Task requirements - Copy all entries exactly, and wherever an entry holds a picture, leave that picture out.

*** Opening of Listed records ***

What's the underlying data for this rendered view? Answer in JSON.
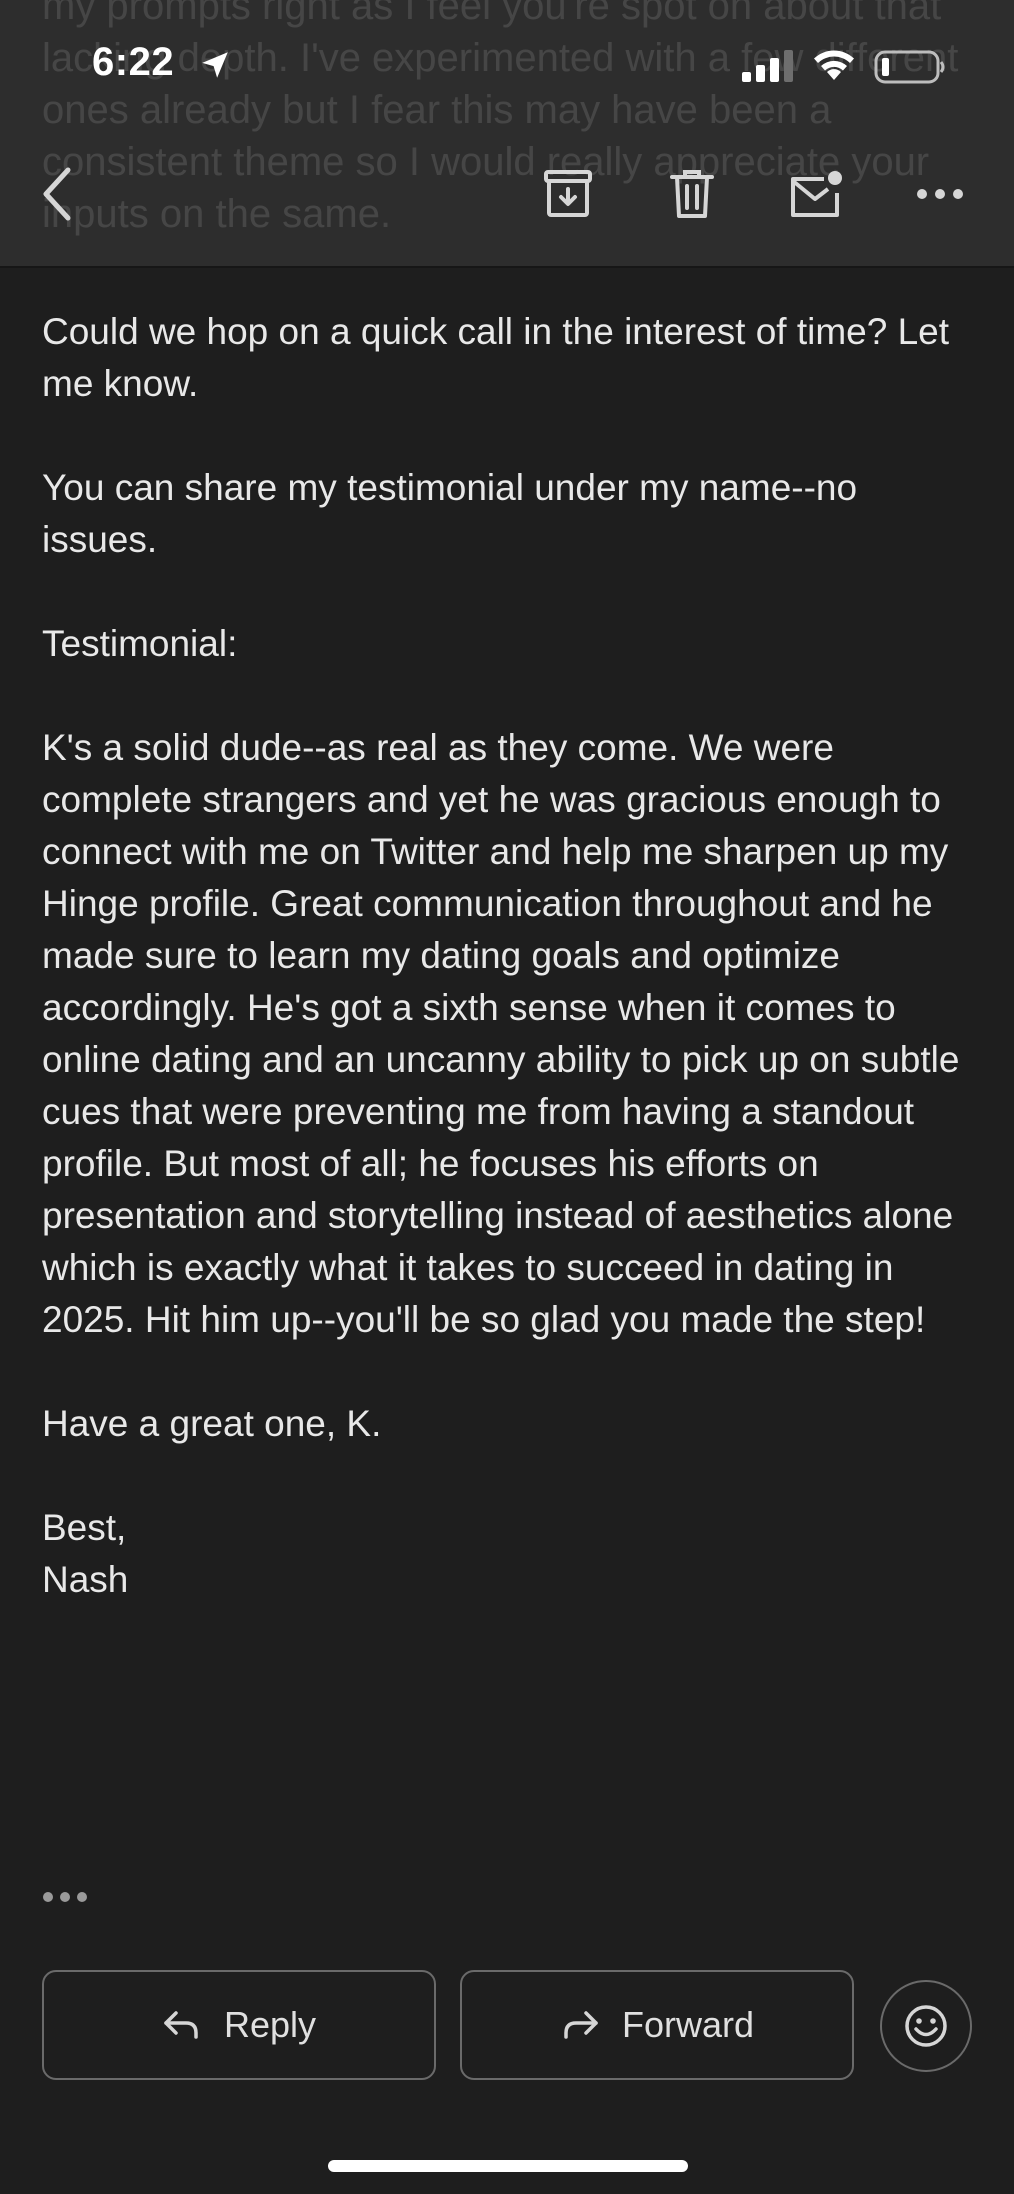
{
  "status_bar": {
    "time": "6:22",
    "icons": [
      "location-arrow-icon",
      "cellular-signal-icon",
      "wifi-icon",
      "battery-icon"
    ]
  },
  "header": {
    "background_text": "my prompts right as I feel you're spot on about that lacking depth. I've experimented with a few different ones already but I fear this may have been a consistent theme so I would really appreciate your inputs on the same.",
    "icons": [
      "chevron-left-icon",
      "archive-icon",
      "trash-icon",
      "mail-unread-icon",
      "more-horizontal-icon"
    ]
  },
  "email": {
    "paragraphs": [
      "Could we hop on a quick call in the interest of time? Let me know.",
      "You can share my testimonial under my name--no issues.",
      "Testimonial:",
      "K's a solid dude--as real as they come. We were complete strangers and yet he was gracious enough to connect with me on Twitter and help me sharpen up my Hinge profile. Great communication throughout and he made sure to learn my dating goals and optimize accordingly. He's got a sixth sense when it comes to online dating and an uncanny ability to pick up on subtle cues that were preventing me from having a standout profile. But most of all; he focuses his efforts on presentation and storytelling instead of aesthetics alone which is exactly what it takes to succeed in dating in 2025. Hit him up--you'll be so glad you made the step!",
      "Have a great one, K."
    ],
    "signoff": "Best,",
    "signature": "Nash"
  },
  "actions": {
    "reply_label": "Reply",
    "forward_label": "Forward"
  },
  "colors": {
    "background": "#1e1e1e",
    "header_background": "#2e2e2e",
    "text": "#e8e8e8",
    "button_border": "#6a6a6a"
  }
}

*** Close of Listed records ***

Reply to the exercise -
What's the underlying data for this rendered view? Answer in JSON.
{
  "status_bar": {
    "time": "6:22",
    "icons": [
      "location-arrow-icon",
      "cellular-signal-icon",
      "wifi-icon",
      "battery-icon"
    ]
  },
  "header": {
    "background_text": "my prompts right as I feel you're spot on about that lacking depth. I've experimented with a few different ones already but I fear this may have been a consistent theme so I would really appreciate your inputs on the same.",
    "icons": [
      "chevron-left-icon",
      "archive-icon",
      "trash-icon",
      "mail-unread-icon",
      "more-horizontal-icon"
    ]
  },
  "email": {
    "paragraphs": [
      "Could we hop on a quick call in the interest of time? Let me know.",
      "You can share my testimonial under my name--no issues.",
      "Testimonial:",
      "K's a solid dude--as real as they come. We were complete strangers and yet he was gracious enough to connect with me on Twitter and help me sharpen up my Hinge profile. Great communication throughout and he made sure to learn my dating goals and optimize accordingly. He's got a sixth sense when it comes to online dating and an uncanny ability to pick up on subtle cues that were preventing me from having a standout profile. But most of all; he focuses his efforts on presentation and storytelling instead of aesthetics alone which is exactly what it takes to succeed in dating in 2025. Hit him up--you'll be so glad you made the step!",
      "Have a great one, K."
    ],
    "signoff": "Best,",
    "signature": "Nash"
  },
  "actions": {
    "reply_label": "Reply",
    "forward_label": "Forward"
  },
  "colors": {
    "background": "#1e1e1e",
    "header_background": "#2e2e2e",
    "text": "#e8e8e8",
    "button_border": "#6a6a6a"
  }
}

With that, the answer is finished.